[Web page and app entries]
----------
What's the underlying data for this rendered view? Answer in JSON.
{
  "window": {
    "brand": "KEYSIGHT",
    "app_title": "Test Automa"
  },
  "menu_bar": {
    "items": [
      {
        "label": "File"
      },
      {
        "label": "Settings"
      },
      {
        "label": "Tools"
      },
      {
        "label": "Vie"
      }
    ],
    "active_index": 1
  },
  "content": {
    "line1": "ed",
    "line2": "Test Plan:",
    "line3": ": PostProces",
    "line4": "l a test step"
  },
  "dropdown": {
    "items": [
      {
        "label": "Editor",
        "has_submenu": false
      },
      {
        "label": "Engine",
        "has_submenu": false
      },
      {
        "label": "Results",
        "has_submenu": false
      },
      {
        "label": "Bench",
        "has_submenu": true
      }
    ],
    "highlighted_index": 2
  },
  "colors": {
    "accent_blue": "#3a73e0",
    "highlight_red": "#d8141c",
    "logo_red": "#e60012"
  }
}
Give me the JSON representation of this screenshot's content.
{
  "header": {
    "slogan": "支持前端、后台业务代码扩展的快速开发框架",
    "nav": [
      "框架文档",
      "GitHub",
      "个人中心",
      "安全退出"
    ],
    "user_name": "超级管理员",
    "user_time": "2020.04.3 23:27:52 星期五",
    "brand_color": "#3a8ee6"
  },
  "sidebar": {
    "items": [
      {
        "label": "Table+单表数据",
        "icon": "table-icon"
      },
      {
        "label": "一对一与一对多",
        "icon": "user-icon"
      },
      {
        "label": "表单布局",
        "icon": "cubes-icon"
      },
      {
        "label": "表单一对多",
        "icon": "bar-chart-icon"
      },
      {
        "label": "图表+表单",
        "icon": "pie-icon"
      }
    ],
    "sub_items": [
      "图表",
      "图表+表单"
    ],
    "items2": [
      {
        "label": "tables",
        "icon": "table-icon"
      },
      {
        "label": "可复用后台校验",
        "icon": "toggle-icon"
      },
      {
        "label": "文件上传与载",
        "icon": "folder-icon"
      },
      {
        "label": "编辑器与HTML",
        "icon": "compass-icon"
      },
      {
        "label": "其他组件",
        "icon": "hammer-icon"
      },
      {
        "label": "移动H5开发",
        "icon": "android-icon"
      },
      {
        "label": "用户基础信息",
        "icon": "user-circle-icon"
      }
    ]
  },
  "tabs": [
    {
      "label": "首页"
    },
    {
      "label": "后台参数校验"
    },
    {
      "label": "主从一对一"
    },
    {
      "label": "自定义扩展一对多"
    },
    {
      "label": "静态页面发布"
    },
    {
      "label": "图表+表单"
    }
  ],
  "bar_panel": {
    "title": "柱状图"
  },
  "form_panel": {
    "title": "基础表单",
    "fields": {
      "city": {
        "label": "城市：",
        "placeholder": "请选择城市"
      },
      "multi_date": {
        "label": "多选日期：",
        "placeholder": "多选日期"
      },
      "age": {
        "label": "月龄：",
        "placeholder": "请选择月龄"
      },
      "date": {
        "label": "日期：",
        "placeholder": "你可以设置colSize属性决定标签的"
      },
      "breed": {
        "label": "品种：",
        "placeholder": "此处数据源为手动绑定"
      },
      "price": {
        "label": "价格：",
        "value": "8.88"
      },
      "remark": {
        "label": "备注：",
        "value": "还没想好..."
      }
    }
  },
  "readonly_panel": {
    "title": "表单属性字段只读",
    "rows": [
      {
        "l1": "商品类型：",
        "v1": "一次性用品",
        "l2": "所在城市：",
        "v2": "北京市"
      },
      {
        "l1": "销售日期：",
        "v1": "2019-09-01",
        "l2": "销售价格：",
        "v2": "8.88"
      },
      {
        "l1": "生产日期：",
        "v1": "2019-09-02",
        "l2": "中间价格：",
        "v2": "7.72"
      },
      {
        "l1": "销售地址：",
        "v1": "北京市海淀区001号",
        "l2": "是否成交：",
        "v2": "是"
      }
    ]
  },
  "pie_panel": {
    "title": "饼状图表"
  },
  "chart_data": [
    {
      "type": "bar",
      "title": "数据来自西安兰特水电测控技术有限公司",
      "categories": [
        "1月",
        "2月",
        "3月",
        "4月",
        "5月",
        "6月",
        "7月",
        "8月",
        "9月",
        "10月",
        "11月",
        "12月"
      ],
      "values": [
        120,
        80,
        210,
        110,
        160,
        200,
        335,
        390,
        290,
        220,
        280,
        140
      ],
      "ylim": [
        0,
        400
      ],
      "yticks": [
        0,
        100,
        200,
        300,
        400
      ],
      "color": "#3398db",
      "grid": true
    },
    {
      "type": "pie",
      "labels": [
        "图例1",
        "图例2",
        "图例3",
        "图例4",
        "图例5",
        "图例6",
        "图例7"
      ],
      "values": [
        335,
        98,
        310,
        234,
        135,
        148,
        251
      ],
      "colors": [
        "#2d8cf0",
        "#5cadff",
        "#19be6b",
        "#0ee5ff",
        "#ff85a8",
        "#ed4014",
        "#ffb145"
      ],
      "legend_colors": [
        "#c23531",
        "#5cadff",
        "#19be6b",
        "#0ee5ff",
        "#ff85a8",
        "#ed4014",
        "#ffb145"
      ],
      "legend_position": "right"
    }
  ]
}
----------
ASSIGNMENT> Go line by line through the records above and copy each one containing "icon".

RESPONSE FOR THIS EXERCISE>
        "icon": "table-icon"
        "icon": "user-icon"
        "icon": "cubes-icon"
        "icon": "bar-chart-icon"
        "icon": "pie-icon"
        "icon": "table-icon"
        "icon": "toggle-icon"
        "icon": "folder-icon"
        "icon": "compass-icon"
        "icon": "hammer-icon"
        "icon": "android-icon"
        "icon": "user-circle-icon"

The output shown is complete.